RECORDS FOR THIS TASK below:
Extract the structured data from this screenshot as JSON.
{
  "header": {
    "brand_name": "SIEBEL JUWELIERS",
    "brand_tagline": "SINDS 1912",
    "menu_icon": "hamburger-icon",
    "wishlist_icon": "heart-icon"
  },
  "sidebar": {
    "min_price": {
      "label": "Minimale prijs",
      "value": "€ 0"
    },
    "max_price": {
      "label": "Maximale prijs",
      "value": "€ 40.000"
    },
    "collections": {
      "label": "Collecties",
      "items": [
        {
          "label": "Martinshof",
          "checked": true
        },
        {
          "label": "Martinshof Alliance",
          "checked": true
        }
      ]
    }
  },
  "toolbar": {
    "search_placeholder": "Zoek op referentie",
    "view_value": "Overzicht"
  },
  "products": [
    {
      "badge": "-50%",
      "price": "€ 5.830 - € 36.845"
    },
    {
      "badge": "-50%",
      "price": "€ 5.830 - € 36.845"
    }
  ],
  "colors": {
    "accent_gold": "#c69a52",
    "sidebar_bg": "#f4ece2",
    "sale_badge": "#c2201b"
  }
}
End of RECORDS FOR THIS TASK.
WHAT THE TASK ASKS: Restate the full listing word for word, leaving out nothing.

OUTPUT FOR THIS TASK:
Extract the structured data from this screenshot as JSON.
{
  "header": {
    "brand_name": "SIEBEL JUWELIERS",
    "brand_tagline": "SINDS 1912",
    "menu_icon": "hamburger-icon",
    "wishlist_icon": "heart-icon"
  },
  "sidebar": {
    "min_price": {
      "label": "Minimale prijs",
      "value": "€ 0"
    },
    "max_price": {
      "label": "Maximale prijs",
      "value": "€ 40.000"
    },
    "collections": {
      "label": "Collecties",
      "items": [
        {
          "label": "Martinshof",
          "checked": true
        },
        {
          "label": "Martinshof Alliance",
          "checked": true
        }
      ]
    }
  },
  "toolbar": {
    "search_placeholder": "Zoek op referentie",
    "view_value": "Overzicht"
  },
  "products": [
    {
      "badge": "-50%",
      "price": "€ 5.830 - € 36.845"
    },
    {
      "badge": "-50%",
      "price": "€ 5.830 - € 36.845"
    }
  ],
  "colors": {
    "accent_gold": "#c69a52",
    "sidebar_bg": "#f4ece2",
    "sale_badge": "#c2201b"
  }
}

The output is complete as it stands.